The widespread nature of the damage lengthens the recovery process, Eck said. He said he expects it to be multiple days for the last customers to see power again.

He compared York to Ohio, which got 10 inches of snow and is much better off because of the lack of ice.

"This was the hardest-hit area," Eck said. "This is ground zero for us in this storm."

At 9:15 a.m., 961 PPL customers in York County were without power, according to the PPL website. The majority of those were in the area of Lower Windsor and Hellam townships and Wrightsville.

Some of those customers could be without power until late Friday, according to Melinda Stumpf, a company spokeswoman. Crews should be able to put a "pretty good dent" in the number of customers without power by Friday night, said Jim Nulton, PPL spokesman.

Stumpf said that early Wednesday, 1,500 customers in the Northern York County area were without power. By 10:30 p.m. that night, only one customer needed power restored, Stumpf said.

Falling trees: As of Thursday morning, there were 40 road closures across York County for downed trees and wires, according to Mike Martin, the York County maintenance manager for PennDOT. Many of the trees knocked down utility wires, he said.

One of those trees fell on a PennDOT dump truck that was spreading de-icer on Interstate 83 near the Emigsville exit early Wednesday morning, according to Martin.

"It fell right on the roof," he said. "It took out the mirror and the side window ... and put a dent in the roof."

The driver escaped injury but was "shook up a little," though he ended up back on the road in a different truck, Martin said.

York is the hardest-hit area when it comes to downed powerlines, said PennDOT spokesman Mike Crochunis.

"We've actually been working around the clock since that Monday storm," he said.

Shelter: People without power are encouraged to go to the Red Cross shelter, which will be available as needed, said shelter manager Steve Appleby.

The shelter opened at 2 p.m. Wednesday, and county residents, including the Kauffmans, started arriving after 6 p.m. because of the darkness and cold, Appleby said.

By 7:30 p.m., close to 10 people had come to the shelter, where they got a warm meal and could watch television to keep up with news about the weather and power outage, he said.
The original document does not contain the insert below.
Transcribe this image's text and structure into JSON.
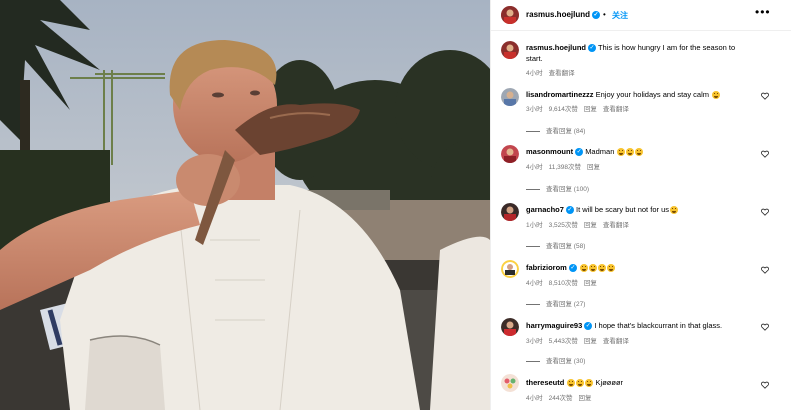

"We want people to come to the shelter," Appleby said. "We want everybody to be healthy. We want everybody to be safe."

- Reach Eyana Adah McMillan at emcmillan@yorkdispatch.com. Reach Mollie Durkin at mdurkin@yorkdispatch.com.